I often travel west on Rt 23 to go into Lancaster Co. to get lumber for my woodworking business. Just west of Morgantown the farm country starts in earnest. Most of these farms are owned and operated by Mennonite (many different varieties) folks. Most use tractors; some have rubber wheels and some have steel wheels. But there is one farm I like to go past in particular because on this farm the farmer still uses horses. And just the other day I saw him out there with his three horses, pulling a one-bottom WALKING plow. To me there is something idyllic and peaceful about watching a farmer farm with his horses. (I know its not idyllic and peaceful for him, he's working hard to make a living!) But that's my point - why use horses? Why not sit up in the air-conditioned/heated cab and listen to the radio instead of "plodding" along, looking at the south end of a north bound horse?
First of all, I think he would say he uses horses because he enjoys using horses. He most likely started being around horses and using them early in his childhood. There is a lot of personal satisfaction in working in a way and in a manner that "suits you" instead of allowing the culture and the industrial economy to dictate to you how you will work.
I suspect another important reason that Eddie uses horses is the low cost of getting the work done. Old-school farmers like Eddie are notoriously frugal. Why buy a hundred-thousand dollar tractor and a ten-thousand dollar plow when he can get buy with three horses and a walking plow? (If he bought these horses and plow at today's prices he paid about six to seven thousand dollars. If he raised the horses on his own farm and got the plow from his Dad his outlay is practically nothing.) Horse farmers are fond of saying "they never saw a tractor that reproduced itself". Two horses will make more horses but two tractors will never make another tractor.
Perhaps another reason Eddie still uses horses is that horses contribute to the fertility of his farm, for free, by way of their manure. Free manure is better than buying commercial fertilizer any day. Along this same line, horses eat what they help to grow (grass, hay and grain) instead of consuming diesel fuel, oil and incredibly expensive parts. A horse doesn't need a new transmission and always starts reliably on cold winter mornings. A horse doesn't have headlights so Eddie doesn't have to worry about working through the night so he can hurry on to the next field.

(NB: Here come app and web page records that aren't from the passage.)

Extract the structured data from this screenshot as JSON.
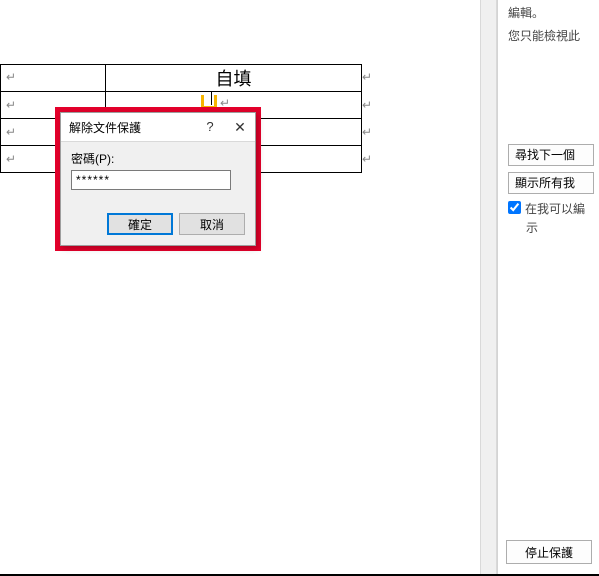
{
  "table": {
    "header": "自填"
  },
  "marks": {
    "enter": "↵"
  },
  "dialog": {
    "title": "解除文件保護",
    "help_symbol": "?",
    "close_symbol": "✕",
    "password_label": "密碼(P):",
    "password_value": "******",
    "ok_label": "確定",
    "cancel_label": "取消"
  },
  "panel": {
    "info_line1": "編輯。",
    "info_line2": "您只能檢視此",
    "btn_find_next": "尋找下一個",
    "btn_show_all": "顯示所有我",
    "checkbox_label": "在我可以編",
    "checkbox_sub": "示",
    "checkbox_checked": true,
    "btn_stop_protection": "停止保護"
  }
}
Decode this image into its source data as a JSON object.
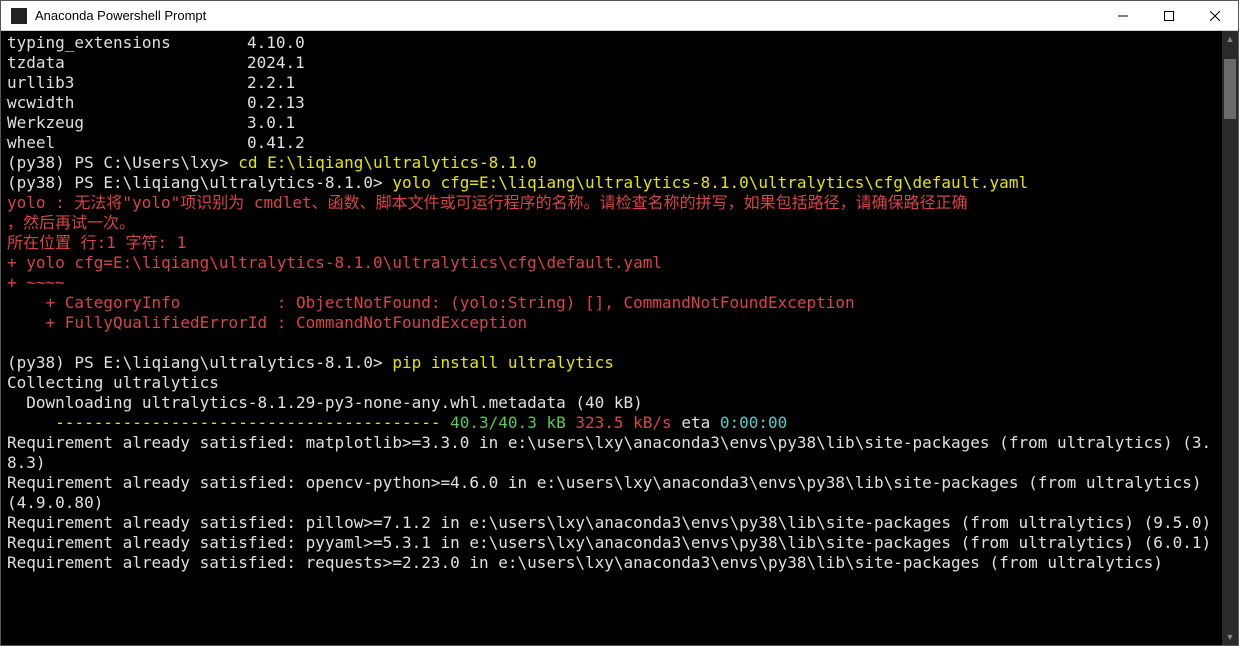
{
  "titlebar": {
    "title": "Anaconda Powershell Prompt"
  },
  "packages": [
    {
      "name": "typing_extensions",
      "version": "4.10.0"
    },
    {
      "name": "tzdata",
      "version": "2024.1"
    },
    {
      "name": "urllib3",
      "version": "2.2.1"
    },
    {
      "name": "wcwidth",
      "version": "0.2.13"
    },
    {
      "name": "Werkzeug",
      "version": "3.0.1"
    },
    {
      "name": "wheel",
      "version": "0.41.2"
    }
  ],
  "prompt1": {
    "env": "(py38) PS ",
    "path": "C:\\Users\\lxy> ",
    "cmd": "cd E:\\liqiang\\ultralytics-8.1.0"
  },
  "prompt2": {
    "env": "(py38) PS ",
    "path": "E:\\liqiang\\ultralytics-8.1.0> ",
    "cmd": "yolo cfg=E:\\liqiang\\ultralytics-8.1.0\\ultralytics\\cfg\\default.yaml"
  },
  "error": {
    "line1": "yolo : 无法将\"yolo\"项识别为 cmdlet、函数、脚本文件或可运行程序的名称。请检查名称的拼写，如果包括路径，请确保路径正确",
    "line2": "，然后再试一次。",
    "line3": "所在位置 行:1 字符: 1",
    "line4": "+ yolo cfg=E:\\liqiang\\ultralytics-8.1.0\\ultralytics\\cfg\\default.yaml",
    "line5": "+ ~~~~",
    "line6": "    + CategoryInfo          : ObjectNotFound: (yolo:String) [], CommandNotFoundException",
    "line7": "    + FullyQualifiedErrorId : CommandNotFoundException"
  },
  "prompt3": {
    "env": "(py38) PS ",
    "path": "E:\\liqiang\\ultralytics-8.1.0> ",
    "cmd": "pip install ultralytics"
  },
  "pip": {
    "collecting": "Collecting ultralytics",
    "downloading": "  Downloading ultralytics-8.1.29-py3-none-any.whl.metadata (40 kB)",
    "bar_prefix": "     ",
    "bar_dashes": "---------------------------------------- ",
    "bar_done": "40.3/40.3 kB",
    "bar_speed": " 323.5 kB/s",
    "bar_eta_label": " eta ",
    "bar_eta": "0:00:00",
    "req1": "Requirement already satisfied: matplotlib>=3.3.0 in e:\\users\\lxy\\anaconda3\\envs\\py38\\lib\\site-packages (from ultralytics) (3.8.3)",
    "req2": "Requirement already satisfied: opencv-python>=4.6.0 in e:\\users\\lxy\\anaconda3\\envs\\py38\\lib\\site-packages (from ultralytics) (4.9.0.80)",
    "req3": "Requirement already satisfied: pillow>=7.1.2 in e:\\users\\lxy\\anaconda3\\envs\\py38\\lib\\site-packages (from ultralytics) (9.5.0)",
    "req4": "Requirement already satisfied: pyyaml>=5.3.1 in e:\\users\\lxy\\anaconda3\\envs\\py38\\lib\\site-packages (from ultralytics) (6.0.1)",
    "req5": "Requirement already satisfied: requests>=2.23.0 in e:\\users\\lxy\\anaconda3\\envs\\py38\\lib\\site-packages (from ultralytics)"
  }
}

Yes, the horse is slower than a tractor and therein lies the primary problem for the industrial minded farmer. The modern agricultural paradigm is built on the premise of continual expansion and growth of acres (in order to maintain profitability) hence the need to go faster and faster. But remember this; you can farm faster (you can cover more ground per hour) with a tractor but you can not farm better with a tractor. In fact I believe a solid, substantial argument can be made that you can farm better with horses. The slower pace allows the farmer to pay closer attention to the condition of his ground and crops that he is working. The horse farmer can hear, smell and feel the soil he is caring for rather than hearing the roar of a 200 hp engine, the smell of diesel fumes and the feel of a few tons of steel compacting the soil.
Plow on Eddie - I salute you! !

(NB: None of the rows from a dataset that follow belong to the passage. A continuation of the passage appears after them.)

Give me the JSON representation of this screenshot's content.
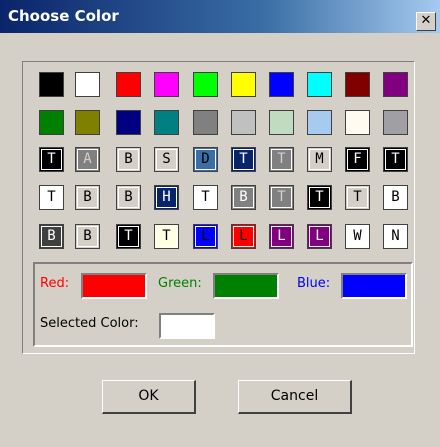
{
  "window": {
    "title": "Choose Color",
    "close_glyph": "✕",
    "close_icon": "close-icon"
  },
  "palette": {
    "rows": [
      [
        {
          "bg": "#000000",
          "fg": "",
          "t": ""
        },
        {
          "bg": "#ffffff",
          "fg": "",
          "t": ""
        },
        {
          "bg": "#ff0000",
          "fg": "",
          "t": ""
        },
        {
          "bg": "#ff00ff",
          "fg": "",
          "t": ""
        },
        {
          "bg": "#00ff00",
          "fg": "",
          "t": ""
        },
        {
          "bg": "#ffff00",
          "fg": "",
          "t": ""
        },
        {
          "bg": "#0000ff",
          "fg": "",
          "t": ""
        },
        {
          "bg": "#00ffff",
          "fg": "",
          "t": ""
        },
        {
          "bg": "#800000",
          "fg": "",
          "t": ""
        },
        {
          "bg": "#800080",
          "fg": "",
          "t": ""
        }
      ],
      [
        {
          "bg": "#008000",
          "fg": "",
          "t": ""
        },
        {
          "bg": "#808000",
          "fg": "",
          "t": ""
        },
        {
          "bg": "#000080",
          "fg": "",
          "t": ""
        },
        {
          "bg": "#008080",
          "fg": "",
          "t": ""
        },
        {
          "bg": "#808080",
          "fg": "",
          "t": ""
        },
        {
          "bg": "#c0c0c0",
          "fg": "",
          "t": ""
        },
        {
          "bg": "#c0dcc0",
          "fg": "",
          "t": ""
        },
        {
          "bg": "#a6caf0",
          "fg": "",
          "t": ""
        },
        {
          "bg": "#fffbf0",
          "fg": "",
          "t": ""
        },
        {
          "bg": "#a0a0a4",
          "fg": "",
          "t": ""
        }
      ],
      [
        {
          "bg": "#000000",
          "fg": "#ffffff",
          "t": "T"
        },
        {
          "bg": "#808080",
          "fg": "#d4d0c8",
          "t": "A"
        },
        {
          "bg": "#d4d0c8",
          "fg": "#000000",
          "t": "B"
        },
        {
          "bg": "#d4d0c8",
          "fg": "#000000",
          "t": "S"
        },
        {
          "bg": "#3a6ea5",
          "fg": "#000000",
          "t": "D"
        },
        {
          "bg": "#0a246a",
          "fg": "#ffffff",
          "t": "T"
        },
        {
          "bg": "#808080",
          "fg": "#d4d0c8",
          "t": "T"
        },
        {
          "bg": "#d4d0c8",
          "fg": "#000000",
          "t": "M"
        },
        {
          "bg": "#000000",
          "fg": "#ffffff",
          "t": "F"
        },
        {
          "bg": "#000000",
          "fg": "#ffffff",
          "t": "T"
        }
      ],
      [
        {
          "bg": "#ffffff",
          "fg": "#000000",
          "t": "T"
        },
        {
          "bg": "#d4d0c8",
          "fg": "#000000",
          "t": "B"
        },
        {
          "bg": "#d4d0c8",
          "fg": "#000000",
          "t": "B"
        },
        {
          "bg": "#0a246a",
          "fg": "#ffffff",
          "t": "H"
        },
        {
          "bg": "#ffffff",
          "fg": "#000000",
          "t": "T"
        },
        {
          "bg": "#808080",
          "fg": "#ffffff",
          "t": "B"
        },
        {
          "bg": "#808080",
          "fg": "#d4d0c8",
          "t": "T"
        },
        {
          "bg": "#000000",
          "fg": "#ffffff",
          "t": "T"
        },
        {
          "bg": "#d4d0c8",
          "fg": "#000000",
          "t": "T"
        },
        {
          "bg": "#ffffff",
          "fg": "#000000",
          "t": "B"
        }
      ],
      [
        {
          "bg": "#404040",
          "fg": "#ffffff",
          "t": "B"
        },
        {
          "bg": "#d4d0c8",
          "fg": "#000000",
          "t": "B"
        },
        {
          "bg": "#000000",
          "fg": "#ffffff",
          "t": "T"
        },
        {
          "bg": "#ffffe1",
          "fg": "#000000",
          "t": "T"
        },
        {
          "bg": "#0000ff",
          "fg": "#000000",
          "t": "L"
        },
        {
          "bg": "#ff0000",
          "fg": "#000000",
          "t": "L"
        },
        {
          "bg": "#800080",
          "fg": "#ffffff",
          "t": "L"
        },
        {
          "bg": "#800080",
          "fg": "#ffffff",
          "t": "L"
        },
        {
          "bg": "#ffffff",
          "fg": "#000000",
          "t": "W"
        },
        {
          "bg": "#ffffff",
          "fg": "#000000",
          "t": "N"
        }
      ]
    ]
  },
  "custom": {
    "red_label": "Red:",
    "red_color": "#ff0000",
    "green_label": "Green:",
    "green_color": "#008000",
    "blue_label": "Blue:",
    "blue_color": "#0000ff",
    "selected_label": "Selected Color:",
    "selected_color": "#ffffff"
  },
  "buttons": {
    "ok": "OK",
    "cancel": "Cancel"
  }
}
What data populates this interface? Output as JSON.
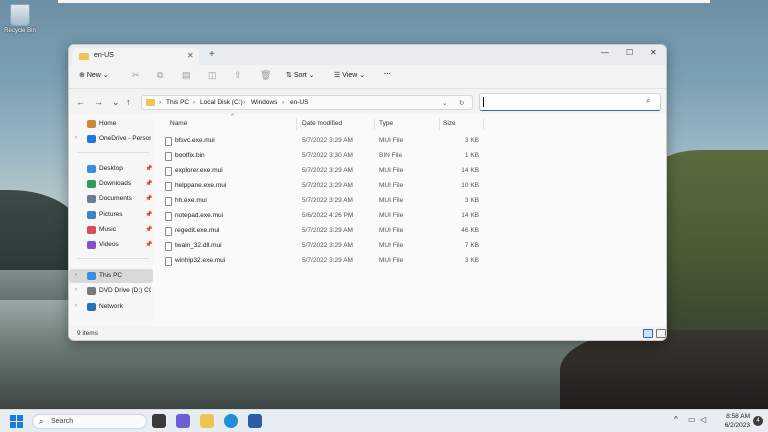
{
  "desktop": {
    "recycle_bin_label": "Recycle Bin"
  },
  "explorer": {
    "tab_title": "en-US",
    "toolbar": {
      "new_label": "New",
      "sort_label": "Sort",
      "view_label": "View",
      "more_label": "···"
    },
    "breadcrumb": [
      "This PC",
      "Local Disk (C:)",
      "Windows",
      "en-US"
    ],
    "search": {
      "value": ""
    },
    "nav_pane": {
      "quick": [
        {
          "label": "Home"
        },
        {
          "label": "OneDrive - Persona"
        }
      ],
      "pinned": [
        {
          "label": "Desktop"
        },
        {
          "label": "Downloads"
        },
        {
          "label": "Documents"
        },
        {
          "label": "Pictures"
        },
        {
          "label": "Music"
        },
        {
          "label": "Videos"
        }
      ],
      "devices": [
        {
          "label": "This PC"
        },
        {
          "label": "DVD Drive (D:) CCC"
        },
        {
          "label": "Network"
        }
      ]
    },
    "columns": {
      "name": "Name",
      "date": "Date modified",
      "type": "Type",
      "size": "Size"
    },
    "files": [
      {
        "name": "bfsvc.exe.mui",
        "date": "5/7/2022 3:29 AM",
        "type": "MUI File",
        "size": "3 KB"
      },
      {
        "name": "bootfix.bin",
        "date": "5/7/2022 3:30 AM",
        "type": "BIN File",
        "size": "1 KB"
      },
      {
        "name": "explorer.exe.mui",
        "date": "5/7/2022 3:29 AM",
        "type": "MUI File",
        "size": "14 KB"
      },
      {
        "name": "helppane.exe.mui",
        "date": "5/7/2022 3:29 AM",
        "type": "MUI File",
        "size": "10 KB"
      },
      {
        "name": "hh.exe.mui",
        "date": "5/7/2022 3:29 AM",
        "type": "MUI File",
        "size": "3 KB"
      },
      {
        "name": "notepad.exe.mui",
        "date": "5/6/2022 4:26 PM",
        "type": "MUI File",
        "size": "14 KB"
      },
      {
        "name": "regedit.exe.mui",
        "date": "5/7/2022 3:29 AM",
        "type": "MUI File",
        "size": "46 KB"
      },
      {
        "name": "twain_32.dll.mui",
        "date": "5/7/2022 3:29 AM",
        "type": "MUI File",
        "size": "7 KB"
      },
      {
        "name": "winhlp32.exe.mui",
        "date": "5/7/2022 3:29 AM",
        "type": "MUI File",
        "size": "3 KB"
      }
    ],
    "status": {
      "item_count": "9 items"
    }
  },
  "taskbar": {
    "search_label": "Search",
    "time": "8:58 AM",
    "date": "6/2/2023",
    "notification_count": "4"
  },
  "colors": {
    "accent": "#2b66c8",
    "folder": "#f0c453",
    "taskbar": "#e8edf3"
  }
}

RAISED BED REDO
As I've said here before things don't always turn out as you plan. Such was the case with the raised bed garden this year. Much of the seed didn't germinate well and what did got burned when I left the plastic cover on a little to long. So we replanted lettuce and spinach. Hopefully we'll have more success this time.
Last year we brought a ruhbarb plant back from Ohio, when visiting Marla's family. We planted it right off the corner of the raised bed in hopes of having rhubarb pies this year. Well a few days after we transplanted it the famous hail storm came (remember that from last year?) and shredded much of what was coming up in the garden. It never recovered and I thought that would be the end of that plant but low and behold a few days ago Marla said, "did you see the rhubarb plant"? Sure enough, that little guy pulled through anyway. Don't know if there will be strong enough growth to yield pies this year but as least it's alive and well.
We all know about iced tea, and maybe you've even heard of garden tea or meadow tea (this is actually mint tea that grows wild in fields) but the "garden tea" I'm speaking of is really "manure tea". Manure tea is obviously not for drinking by humans but it is for thirsty garden plants. The tea is made by taking a couple of shovel fulls of fresh manure, putting it in a five gallon bucket and adding water. Presto! ! A cheap, high powered liquid fertilizer! ! Since I have plenty of manure this year I'll use it from time to time in the garden this summer. I don't want to use it to much and overdo it but I will apply occasionally and see if it helps. Stay tuned.
Thanks again for stopping by - hope you enjoyed! !